I want to recommend it to everyone. Virginia Woolf famously said that George Eliot's Middlemarch was "one of the few English books written for grown-up people", a remark that strikes me as about 15% insightful and 85% silly. But in the same way one could say that Little, Big was one of the few English books about faeries written for grown-up people.** Middlemarch contains a village, at a fairly brief moment in time; Little, Big contains a family (it is family chronicle, a rather old-fashioned but marvelous form), stretched out over time and space (or, if not space, then location, the locations being the country house and the City). It's breathtaking and heartbreaking and wonderful. Its prose is not as pyrotechnic in a way that Nabokov's or Updike's can (at times excessively) be; but it is as good as theirs are, which is to say, as good as English prose gets. Gene Wolfe (one of the few living writers in his class) said that Little, Big was "an education in modern fantasy all by itself"; Ursula Le Guin said it is "a book that all by itself calls for a redefinition of fantasy". Harold Bloom's canonized it. Seriously, people, this is an amazing book.
I want to recommend it to everyone: but with a word of warning. It's not an easy book to get into. Several very fine readers whom I have pushed it upon have begun it, seen its merits, but not finished it. I myself began it several times before finishing it. After I did so, I went online and searched for information about it, and found person after person saying some variation of, "it took me several tries to get into it but now it's one of my favorite books". Well, me too. It reminds me of what Umberto Eco said in his Postscript to the Name of the Rose:
After reading the manuscript, my friends and editors suggested I abbreviate the first hundred pages, which they found very difficult and demanding. Without thinking twice, I refused, because, as I insisted, if somebody wanted to enter the abbey and live there for seven days, he had to accept the abbey's own pace. If he could not, he would never manage to read the whole book. Therefore those first hundred pages are alike a penance or an initiation, and if someone does not like them, so much the worse for him. He can stay at the foot of the hill. Entering a novel is like going on a climb in the mountains: you have to learn the rhythm of respiration, acquire the pace; otherwise you stop right away.
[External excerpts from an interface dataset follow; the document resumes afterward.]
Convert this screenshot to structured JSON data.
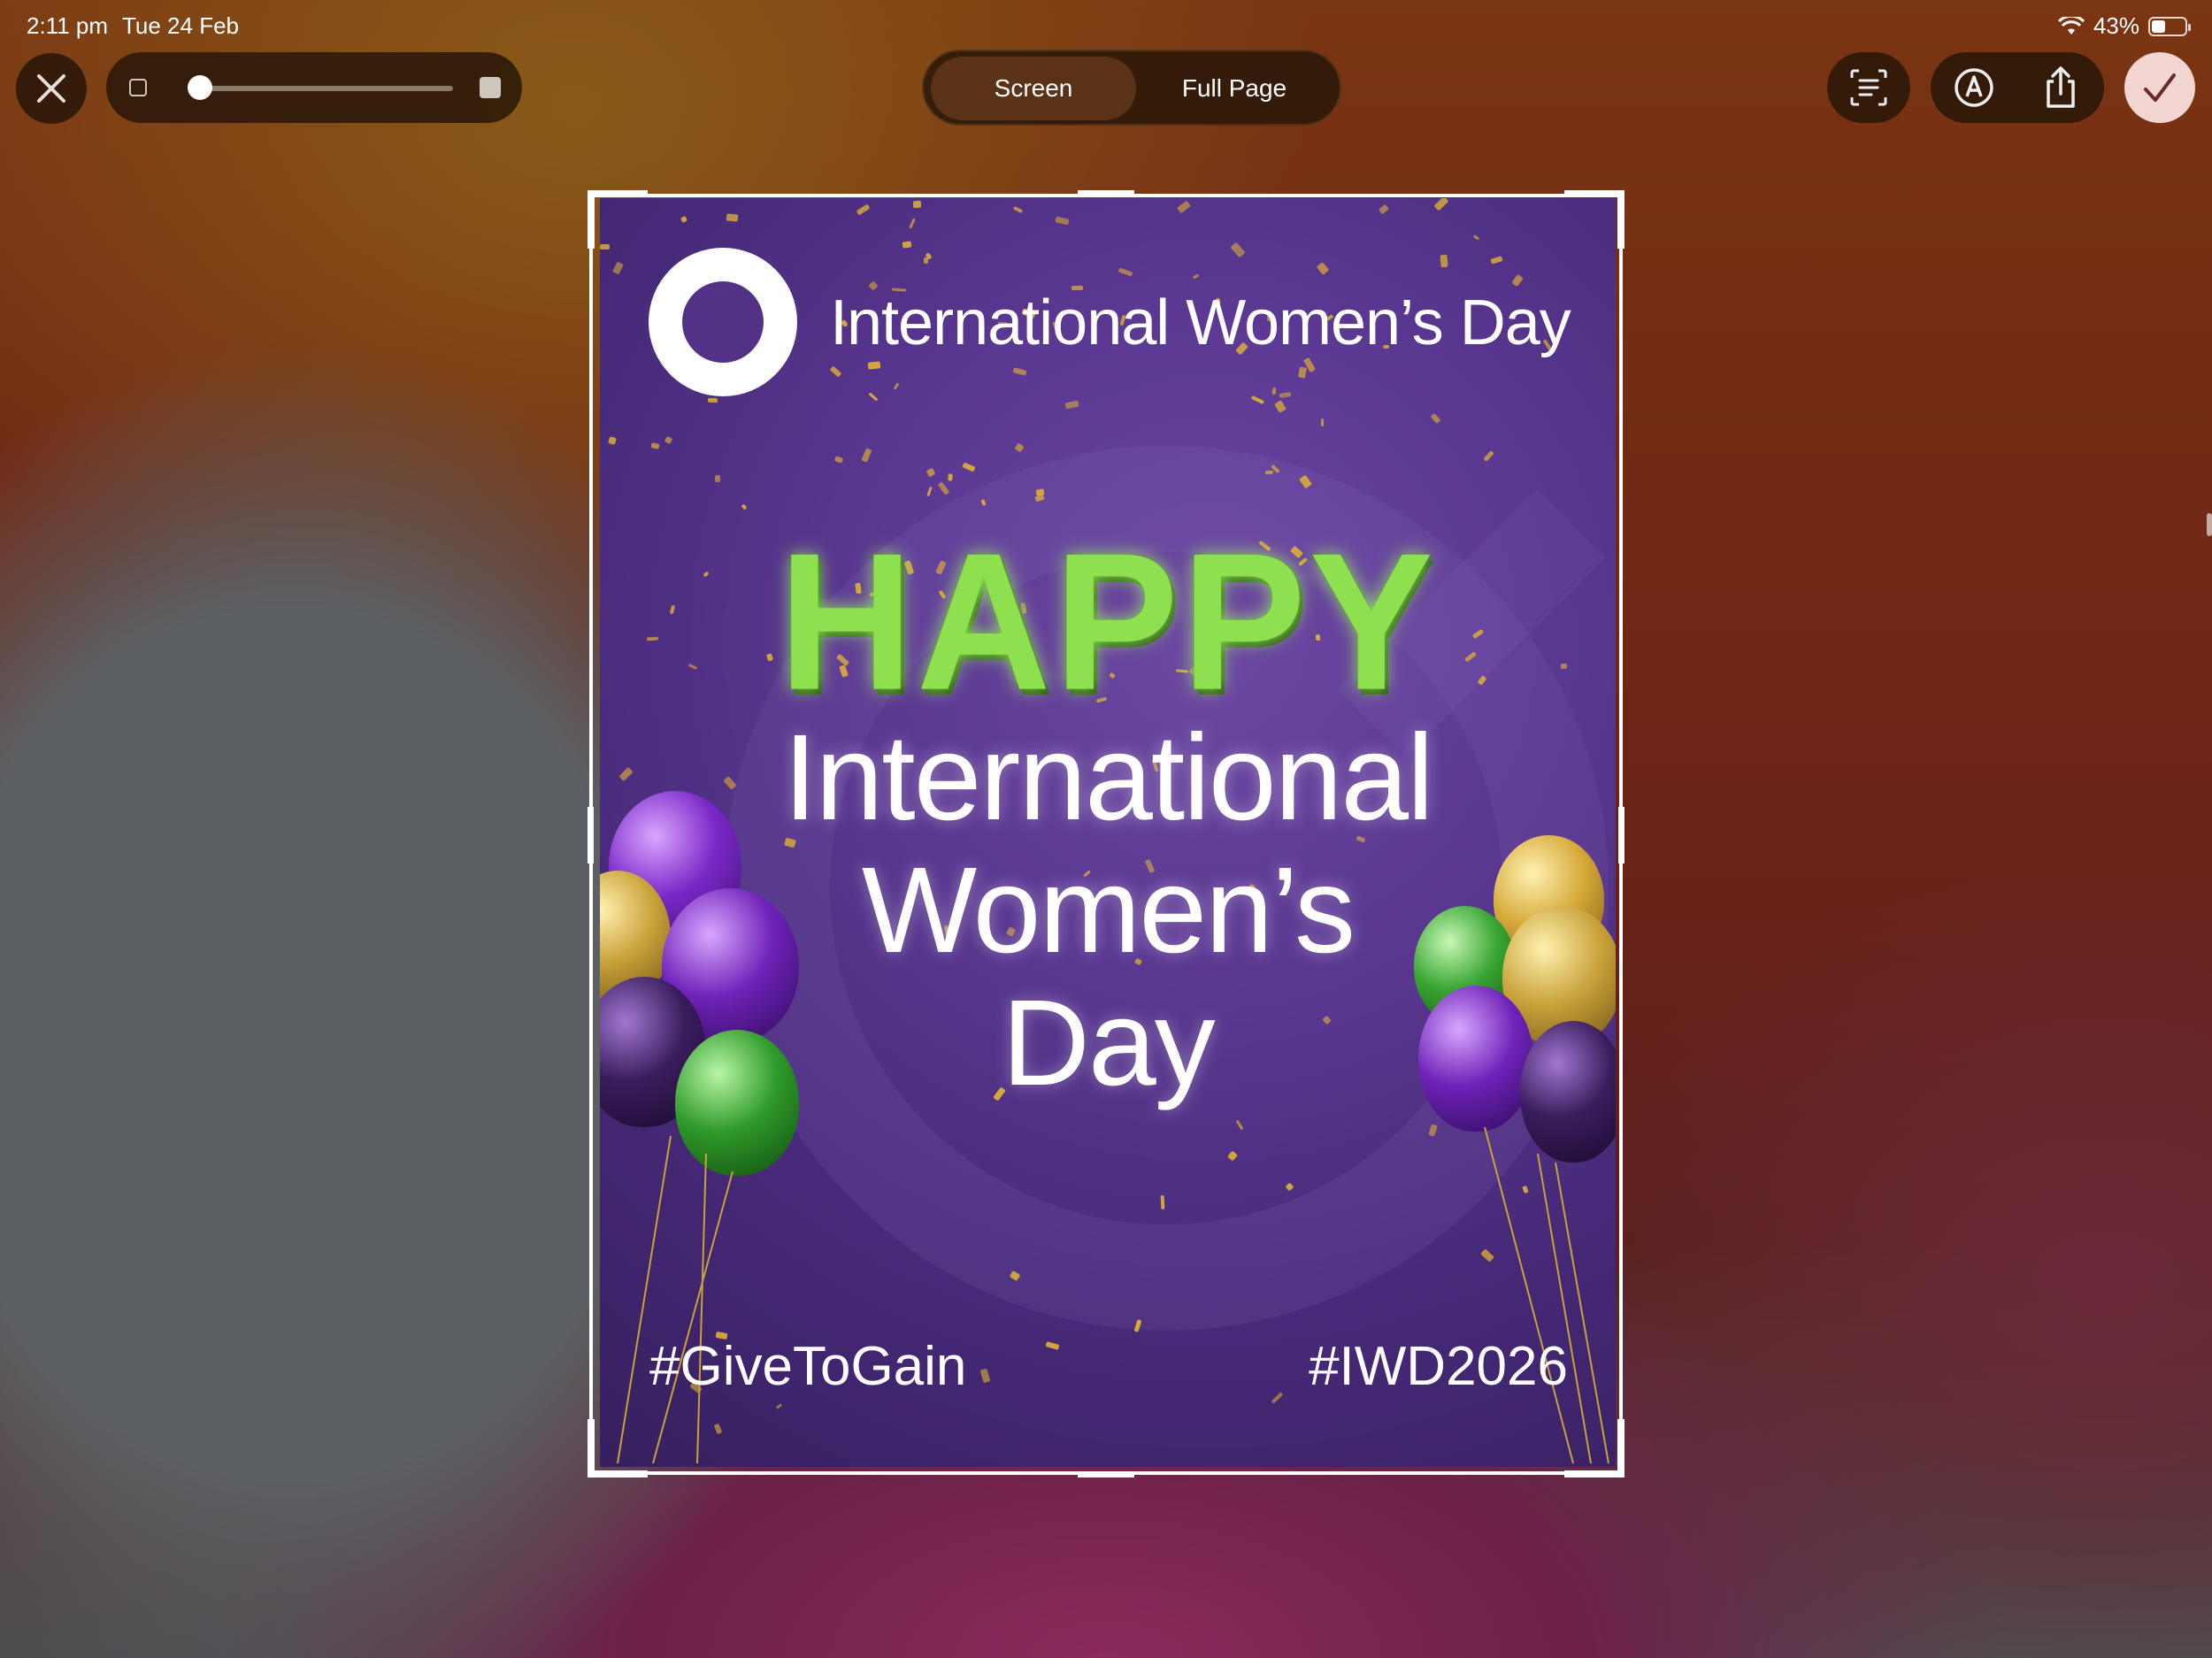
{
  "status_bar": {
    "time": "2:11 pm",
    "date": "Tue 24 Feb",
    "battery_percent_label": "43%",
    "battery_level": 0.43
  },
  "toolbar": {
    "close_icon": "close-icon",
    "size_slider_value": 0.0,
    "segments": [
      {
        "label": "Screen",
        "active": true
      },
      {
        "label": "Full Page",
        "active": false
      }
    ],
    "text_select_icon": "text-select-icon",
    "markup_icon": "markup-pen-icon",
    "share_icon": "share-icon",
    "done_icon": "checkmark-icon"
  },
  "poster": {
    "header_text": "International Women’s Day",
    "happy_text": "HAPPY",
    "headline_lines": [
      "International",
      "Women’s",
      "Day"
    ],
    "hashtag_left": "#GiveToGain",
    "hashtag_right": "#IWD2026"
  },
  "colors": {
    "poster_purple": "#533186",
    "happy_green": "#8fe04f",
    "confetti_gold": "#d7a93a",
    "done_button": "#f3d5d2"
  }
}
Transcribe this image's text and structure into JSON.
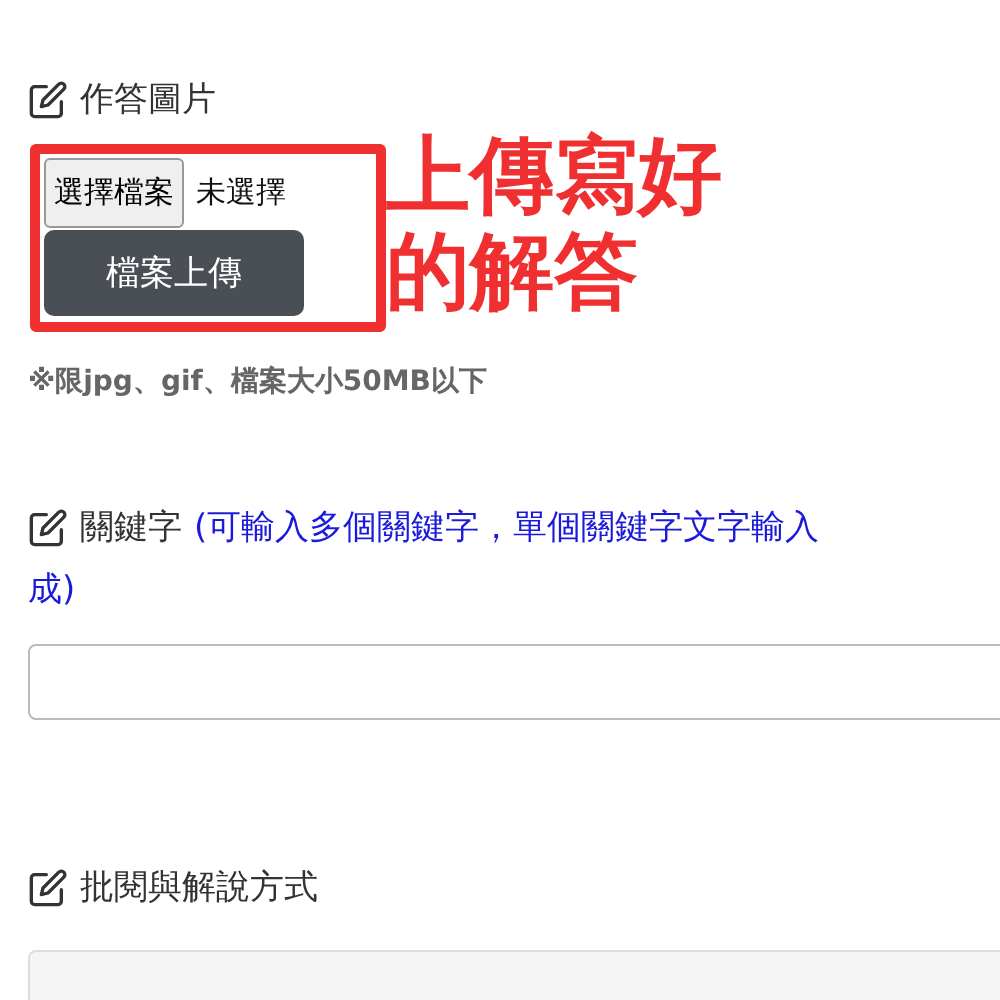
{
  "answer_image": {
    "label": "作答圖片",
    "choose_button": "選擇檔案",
    "file_status": "未選擇",
    "upload_button": "檔案上傳",
    "note": "※限jpg、gif、檔案大小50MB以下"
  },
  "annotation": {
    "lines": [
      "上傳寫好",
      "的解答"
    ]
  },
  "keywords": {
    "label": "關鍵字",
    "hint_line_1": "(可輸入多個關鍵字，單個關鍵字文字輸入",
    "hint_line_2": "成)"
  },
  "review": {
    "label": "批閱與解說方式"
  }
}
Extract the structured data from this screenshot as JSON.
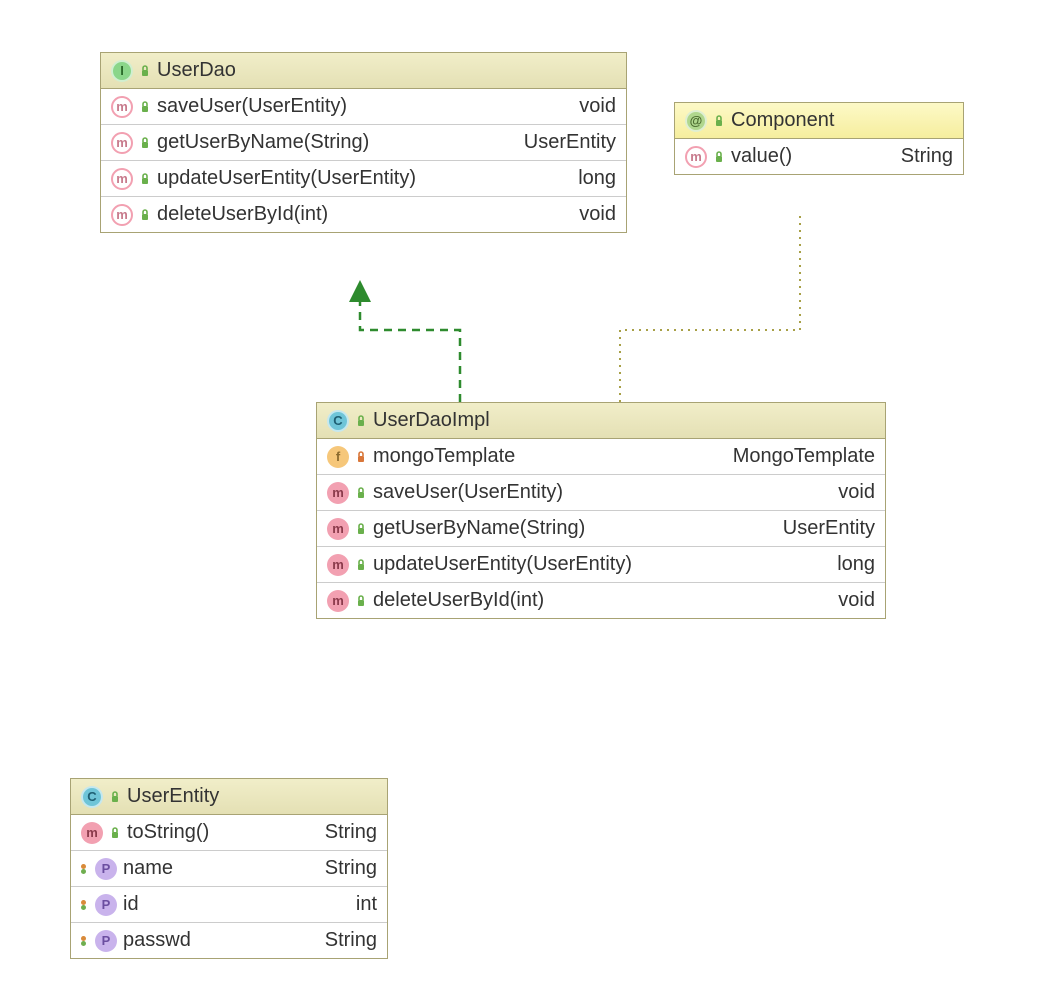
{
  "userDao": {
    "title": "UserDao",
    "kind": "interface",
    "methods": [
      {
        "sig": "saveUser(UserEntity)",
        "ret": "void"
      },
      {
        "sig": "getUserByName(String)",
        "ret": "UserEntity"
      },
      {
        "sig": "updateUserEntity(UserEntity)",
        "ret": "long"
      },
      {
        "sig": "deleteUserById(int)",
        "ret": "void"
      }
    ]
  },
  "component": {
    "title": "Component",
    "kind": "annotation",
    "methods": [
      {
        "sig": "value()",
        "ret": "String"
      }
    ]
  },
  "userDaoImpl": {
    "title": "UserDaoImpl",
    "kind": "class",
    "fields": [
      {
        "name": "mongoTemplate",
        "type": "MongoTemplate",
        "vis": "private",
        "kindIcon": "f"
      }
    ],
    "methods": [
      {
        "sig": "saveUser(UserEntity)",
        "ret": "void"
      },
      {
        "sig": "getUserByName(String)",
        "ret": "UserEntity"
      },
      {
        "sig": "updateUserEntity(UserEntity)",
        "ret": "long"
      },
      {
        "sig": "deleteUserById(int)",
        "ret": "void"
      }
    ]
  },
  "userEntity": {
    "title": "UserEntity",
    "kind": "class",
    "methods": [
      {
        "sig": "toString()",
        "ret": "String"
      }
    ],
    "props": [
      {
        "name": "name",
        "type": "String"
      },
      {
        "name": "id",
        "type": "int"
      },
      {
        "name": "passwd",
        "type": "String"
      }
    ]
  },
  "icons": {
    "interface_letter": "I",
    "class_letter": "C",
    "annotation_letter": "@",
    "method_letter": "m",
    "field_letter": "f",
    "prop_letter": "P"
  }
}
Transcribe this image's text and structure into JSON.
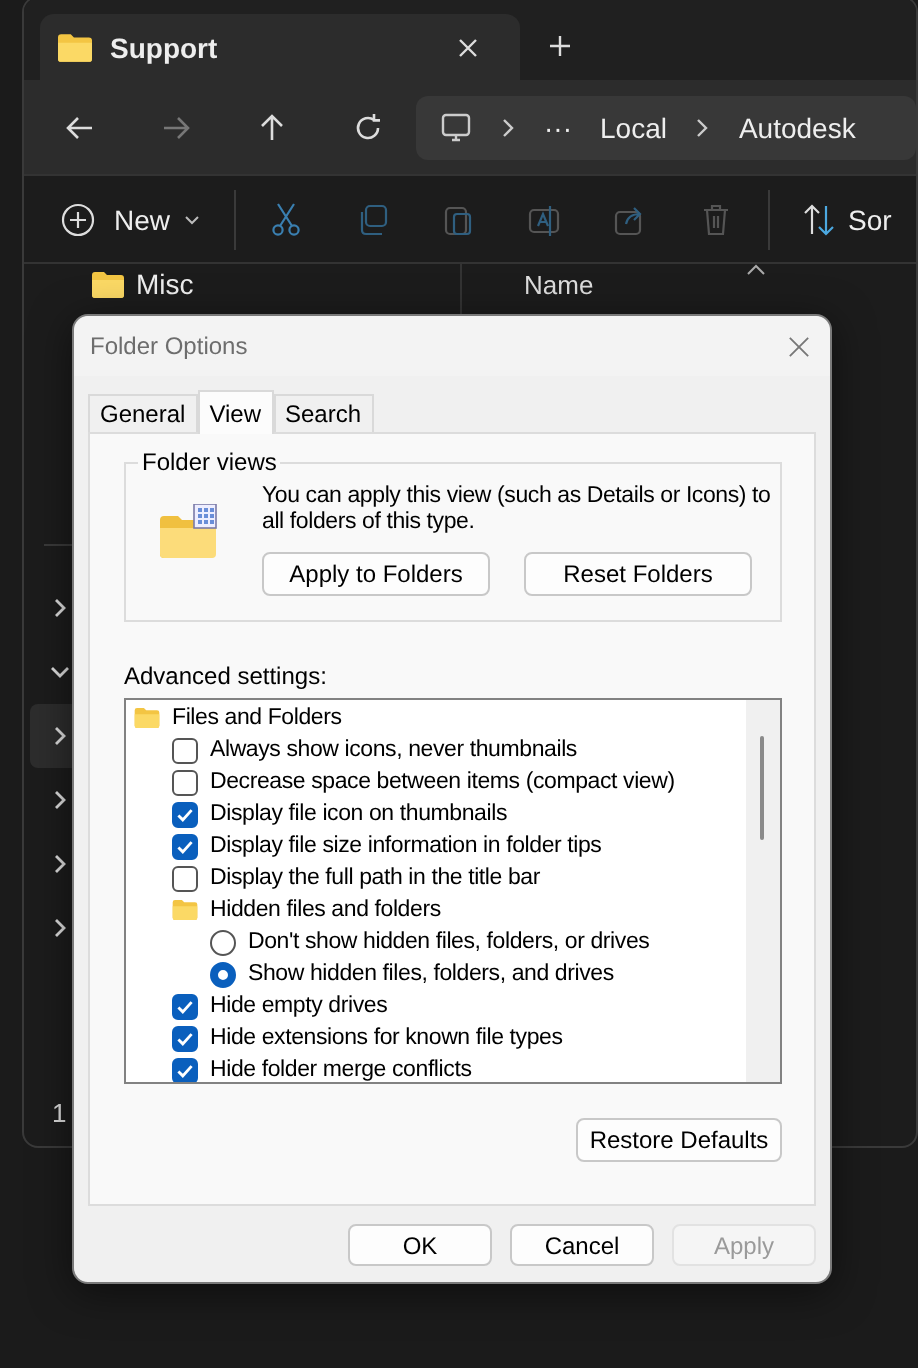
{
  "explorer": {
    "tab": {
      "title": "Support"
    },
    "address": {
      "overflow": "···",
      "path": [
        "Local",
        "Autodesk"
      ]
    },
    "command_bar": {
      "new": "New",
      "sort": "Sor"
    },
    "sidebar": {
      "top_item": "Misc",
      "rows": [
        {
          "expanded": false,
          "selected": false
        },
        {
          "expanded": true,
          "selected": false
        },
        {
          "expanded": false,
          "selected": true
        },
        {
          "expanded": false,
          "selected": false
        },
        {
          "expanded": false,
          "selected": false
        },
        {
          "expanded": false,
          "selected": false
        }
      ]
    },
    "column_header": "Name",
    "status_bar": "1"
  },
  "dialog": {
    "title": "Folder Options",
    "tabs": [
      {
        "label": "General",
        "selected": false
      },
      {
        "label": "View",
        "selected": true
      },
      {
        "label": "Search",
        "selected": false
      }
    ],
    "folder_views": {
      "legend": "Folder views",
      "description": "You can apply this view (such as Details or Icons) to all folders of this type.",
      "buttons": [
        "Apply to Folders",
        "Reset Folders"
      ]
    },
    "advanced_label": "Advanced settings:",
    "settings": [
      {
        "kind": "group",
        "label": "Files and Folders",
        "children": [
          {
            "kind": "checkbox",
            "label": "Always show icons, never thumbnails",
            "checked": false
          },
          {
            "kind": "checkbox",
            "label": "Decrease space between items (compact view)",
            "checked": false
          },
          {
            "kind": "checkbox",
            "label": "Display file icon on thumbnails",
            "checked": true
          },
          {
            "kind": "checkbox",
            "label": "Display file size information in folder tips",
            "checked": true
          },
          {
            "kind": "checkbox",
            "label": "Display the full path in the title bar",
            "checked": false
          },
          {
            "kind": "group",
            "label": "Hidden files and folders",
            "children": [
              {
                "kind": "radio",
                "label": "Don't show hidden files, folders, or drives",
                "selected": false
              },
              {
                "kind": "radio",
                "label": "Show hidden files, folders, and drives",
                "selected": true
              }
            ]
          },
          {
            "kind": "checkbox",
            "label": "Hide empty drives",
            "checked": true
          },
          {
            "kind": "checkbox",
            "label": "Hide extensions for known file types",
            "checked": true
          },
          {
            "kind": "checkbox",
            "label": "Hide folder merge conflicts",
            "checked": true
          }
        ]
      }
    ],
    "restore_button": "Restore Defaults",
    "buttons": [
      {
        "label": "OK",
        "disabled": false
      },
      {
        "label": "Cancel",
        "disabled": false
      },
      {
        "label": "Apply",
        "disabled": true
      }
    ]
  }
}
Just so: the same is true of the life of a family that lives in the country and waits for a Tale to unfold.
It is not a book that you "can't put down": it is that much deeper and more wonderful thing, a book that you must continually put down to catch your breath, to marvel at the view, to hold a phrase tightly in your mind in sheer delight. But it is a journey worth taking. Some reviewers have complained that "nothing happens" in the book: which is not at all true, though I grant that there is no punching or shooting (well, except for the person who ends up getting shot, I mean. But not that sort of shooting). But it is not a novel paced to the attention spans of the digital age. It's the richer for it: but it has become for us, I think, a harder read than it was when it first came out. But it will repay you richly if you make the effort. Sometimes long journeys need to be taken on foot, to be the more marvelous when you finally, dusty and tired, arrive.
Two notes on two ancillary works of art that spring from the novel.
First, as I mentioned, I listened to the audiobook, read by Crowley himself. It's marvelous. Crowley is not a professional audiobook narrator, and does not have the characteristic style they do (with, for instance, their multiple voices for multiple characters); but the text is his, and his voice makes it (if possible) even better. If you've gotten stuck in the book, try the audiobook. (Local Ithaca folks might note it's in the TCPL system, though housed at a different library.)
Second, my friend Ron Drummond has been working for some years on a special limited edition of Little, Big, one with an author's corrected text*** and illustrations by Peter Milton — pictures not created for the book, but used to illustrate it. That last — the entwining of a text with pictures made separately from it — sounds as implausible as, well, a novel about faeries for (in a Wolfian sense) grown-up people. But, implausibly, miraculously, it works. The other day Ron was kind enough to show me several chapters as laid out for the in-process edition. What was remarkable to me about it is not only how well they graced the text, but the way in which Ron, taking details from various pictures, sometimes reversing or reusing them in creative and counterintuitive ways, has made out of Milton's art and Crowley's masterpiece something yet other, a third work of art, with its own aesthetic surprises and joys and marvels. It is, perhaps, the art of curating (a underappreciated art in any event); but it is a first-rate example of it. Ron has hit some speedbumps, and the edition as yet has no publication date, but keep an eye out for it, and catch it when you can.
In the meantime, don't let that hold you up: get any old edition of the novel and read it — or get the audiobook and listen. If you get stuck, keep going. Don't let the amazing transition that occurs in the first sentence of part three throw you (it threw me, when I first hit it). It's worth it. If you finish it once, you'll want to read it again.
* The first time I used the admittedly old-fashioned medium of trees, pulped & smashed flat, and systematically dirtied in specific patterns. Weird, I know.
** Don't let the word ''faeries" turn you off; these are neither Peter Pan's cute comrades nor Tolkien's wise warriors. They are marvelous and terrifying and convincing in a way that I might have said, before reading the book, was impossible.